Freeman Hunt said...

That night John and I held each other as we lay awake. In my mind, I prayed ceaselessly for God to cure me, to make it disappear. I prayed that it would all have been some mistake, a blotch, a blur, a misleading phantom on the x-ray image. I promised an utterly selfless existence in exchange for an all clear at the hospital. I would read nothing but the Bible, I would travel to some hellish land and devote myself wholly to God's work, I would never say or do another thing to cause offense; if only I would be spared. Part of me knew that it wasn't true--if given a clean bill of health I wouldn't alter my entire life for an x-ray technician's mistake--but I wanted it to be true. If only I could make it true, then perhaps God would be persuaded, and it would all go away.

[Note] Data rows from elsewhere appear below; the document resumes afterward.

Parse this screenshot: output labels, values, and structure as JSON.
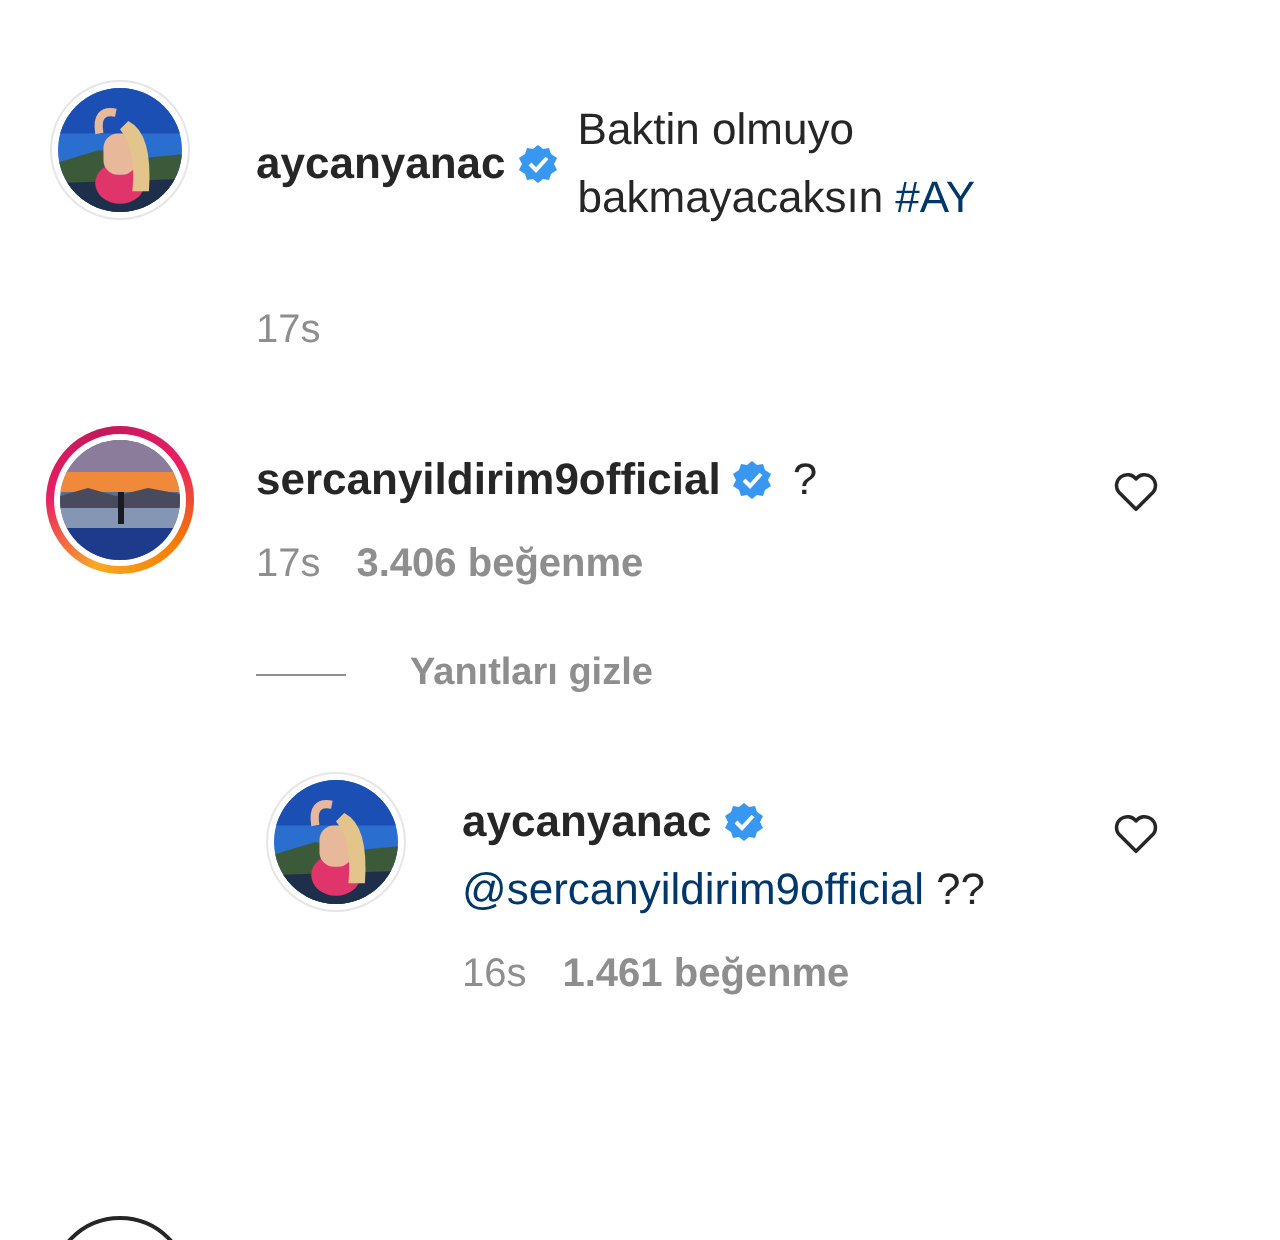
{
  "comments": [
    {
      "username": "aycanyanac",
      "verified": true,
      "avatar": {
        "kind": "picture",
        "story_ring": false
      },
      "body": [
        {
          "kind": "text",
          "text": "Baktin olmuyo bakmayacaksın"
        },
        {
          "kind": "link",
          "text": "#AY"
        }
      ],
      "time": "17s"
    },
    {
      "username": "sercanyildirim9official",
      "verified": true,
      "avatar": {
        "kind": "picture",
        "story_ring": true
      },
      "body": [
        {
          "kind": "text",
          "text": "?"
        }
      ],
      "time": "17s",
      "likes": "3.406 beğenme",
      "liked": false,
      "replies_toggle": "Yanıtları gizle",
      "replies": [
        {
          "username": "aycanyanac",
          "verified": true,
          "avatar": {
            "kind": "picture",
            "story_ring": false
          },
          "body": [
            {
              "kind": "link",
              "text": "@sercanyildirim9official"
            },
            {
              "kind": "text",
              "text": "??"
            }
          ],
          "time": "16s",
          "likes": "1.461 beğenme",
          "liked": false
        }
      ]
    }
  ]
}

The intensity of the dark fear gripped my chest. Each breath felt like a countdown. How many left? How many breaths does a person take each day? I watched the clock and counted my breaths for one minute. Say I have one year, how many breaths is that? I started the math but realized that it wouldn't be helpful. I wouldn't be laying down for six months. I would take many more breaths in other minutes while up and about. Suppose that was how it really worked when a disease worked you over. It wasn't the time that got you, suppose the real countdown was breaths or heartbeats. Suppose you could lie very very still. What if the countdown were something strange like the number of times you emptied your bladder? I could stop drinking coffee. I'd give up water even and take my fluids from nothing but fruit and vegetables. Of course scientists were always finding these magical cancer-killing vitamins in fruits and vegetables, so maybe that would take care of everything.

John. I felt guilty that I'd only been thinking of myself just now. I should be thinking of John and the children. What will they do when I'm gone?

It was all so unfair. And now having prayed for God's deliverance, I cursed God's name. How could He? After everything. I hadn't been a bad woman, better than most, perhaps even excellent, relatively speaking. Why couldn't it have happened to someone else? Someone who wouldn't mind. Someone who wouldn't be missed. Not a mother at least. Someone old who'd had a nice, long life. Or someone mean and cruel who deserved it.

I imagined John getting remarried many years from now. All that money--she'd be pretty no doubt, striking even. She'd better be excellent to the children. She would be. She'd keep them from being motherless. Wife Version 2.0, a replacement. I appreciated her. I hated her.

I didn't want to die. I don't want to die.

But then, I thought, maybe it's all a mistake. A blotch. A blur. A misleading phantom.